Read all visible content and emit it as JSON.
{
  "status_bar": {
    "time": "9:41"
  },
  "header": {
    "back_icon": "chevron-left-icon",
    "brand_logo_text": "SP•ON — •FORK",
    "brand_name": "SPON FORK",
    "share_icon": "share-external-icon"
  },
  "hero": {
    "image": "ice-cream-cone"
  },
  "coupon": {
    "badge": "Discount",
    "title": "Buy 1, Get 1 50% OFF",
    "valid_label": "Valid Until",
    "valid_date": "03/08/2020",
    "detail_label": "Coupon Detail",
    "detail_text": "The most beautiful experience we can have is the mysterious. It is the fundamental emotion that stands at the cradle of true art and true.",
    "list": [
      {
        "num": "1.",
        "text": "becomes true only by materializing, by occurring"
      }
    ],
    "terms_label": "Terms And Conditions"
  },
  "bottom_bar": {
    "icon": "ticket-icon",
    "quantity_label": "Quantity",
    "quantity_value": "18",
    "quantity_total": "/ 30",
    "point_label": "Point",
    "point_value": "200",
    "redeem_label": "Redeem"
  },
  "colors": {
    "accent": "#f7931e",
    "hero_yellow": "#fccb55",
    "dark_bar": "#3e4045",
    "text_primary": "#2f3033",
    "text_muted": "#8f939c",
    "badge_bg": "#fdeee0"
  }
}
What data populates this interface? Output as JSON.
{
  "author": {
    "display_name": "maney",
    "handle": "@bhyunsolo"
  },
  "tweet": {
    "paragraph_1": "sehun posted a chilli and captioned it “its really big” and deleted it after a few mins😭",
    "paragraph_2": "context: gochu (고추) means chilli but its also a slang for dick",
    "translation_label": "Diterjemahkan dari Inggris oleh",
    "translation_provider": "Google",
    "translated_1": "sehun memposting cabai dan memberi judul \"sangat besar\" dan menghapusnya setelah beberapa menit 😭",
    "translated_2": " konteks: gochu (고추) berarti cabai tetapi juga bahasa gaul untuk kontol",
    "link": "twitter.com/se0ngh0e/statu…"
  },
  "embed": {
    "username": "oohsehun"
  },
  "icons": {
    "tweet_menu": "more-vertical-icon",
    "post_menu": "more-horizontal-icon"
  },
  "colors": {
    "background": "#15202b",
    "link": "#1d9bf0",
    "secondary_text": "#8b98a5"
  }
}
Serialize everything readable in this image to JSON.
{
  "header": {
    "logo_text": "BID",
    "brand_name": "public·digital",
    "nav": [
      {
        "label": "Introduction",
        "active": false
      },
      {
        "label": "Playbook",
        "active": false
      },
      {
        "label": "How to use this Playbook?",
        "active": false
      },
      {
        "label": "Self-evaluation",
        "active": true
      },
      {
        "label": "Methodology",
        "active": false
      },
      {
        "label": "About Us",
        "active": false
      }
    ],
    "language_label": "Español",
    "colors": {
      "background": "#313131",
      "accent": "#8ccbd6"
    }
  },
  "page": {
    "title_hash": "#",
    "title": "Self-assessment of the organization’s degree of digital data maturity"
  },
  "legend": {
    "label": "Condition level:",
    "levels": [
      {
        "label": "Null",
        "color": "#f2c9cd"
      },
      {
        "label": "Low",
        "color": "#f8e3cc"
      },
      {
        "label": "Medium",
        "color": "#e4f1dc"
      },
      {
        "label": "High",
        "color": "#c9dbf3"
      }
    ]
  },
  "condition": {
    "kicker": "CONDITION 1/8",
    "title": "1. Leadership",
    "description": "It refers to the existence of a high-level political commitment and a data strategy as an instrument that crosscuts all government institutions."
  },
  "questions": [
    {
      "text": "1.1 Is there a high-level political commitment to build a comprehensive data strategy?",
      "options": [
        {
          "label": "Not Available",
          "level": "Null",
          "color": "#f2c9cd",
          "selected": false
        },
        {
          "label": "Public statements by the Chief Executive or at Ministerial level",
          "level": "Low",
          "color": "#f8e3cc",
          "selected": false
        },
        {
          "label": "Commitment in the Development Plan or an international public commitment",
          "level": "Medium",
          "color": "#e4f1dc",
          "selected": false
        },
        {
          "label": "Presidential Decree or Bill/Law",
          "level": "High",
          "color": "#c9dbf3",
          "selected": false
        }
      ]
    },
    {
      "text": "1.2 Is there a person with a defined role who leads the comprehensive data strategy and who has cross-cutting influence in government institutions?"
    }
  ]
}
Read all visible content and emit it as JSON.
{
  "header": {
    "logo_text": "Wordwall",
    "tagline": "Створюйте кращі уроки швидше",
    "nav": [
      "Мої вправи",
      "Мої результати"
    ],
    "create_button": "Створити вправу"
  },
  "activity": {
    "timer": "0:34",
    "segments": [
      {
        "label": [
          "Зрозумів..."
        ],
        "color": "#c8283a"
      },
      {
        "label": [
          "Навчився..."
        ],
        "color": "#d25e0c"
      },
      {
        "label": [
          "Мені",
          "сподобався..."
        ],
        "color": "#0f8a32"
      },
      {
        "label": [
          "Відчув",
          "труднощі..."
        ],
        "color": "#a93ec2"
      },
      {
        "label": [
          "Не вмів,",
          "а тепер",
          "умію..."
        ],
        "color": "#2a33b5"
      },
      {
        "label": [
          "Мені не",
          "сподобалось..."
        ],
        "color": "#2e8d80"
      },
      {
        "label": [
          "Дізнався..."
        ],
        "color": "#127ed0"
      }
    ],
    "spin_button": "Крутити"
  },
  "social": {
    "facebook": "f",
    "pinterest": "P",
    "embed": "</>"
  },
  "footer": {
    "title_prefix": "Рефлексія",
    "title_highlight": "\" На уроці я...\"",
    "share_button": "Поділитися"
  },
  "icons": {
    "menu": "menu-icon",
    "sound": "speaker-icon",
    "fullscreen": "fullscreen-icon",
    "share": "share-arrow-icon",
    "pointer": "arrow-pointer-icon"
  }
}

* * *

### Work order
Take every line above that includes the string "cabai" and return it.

### Written solution
    "translated_1": "sehun memposting cabai dan memberi judul \"sangat besar\" dan menghapusnya setelah beberapa menit 😭",
    "translated_2": " konteks: gochu (고추) berarti cabai tetapi juga bahasa gaul untuk kontol",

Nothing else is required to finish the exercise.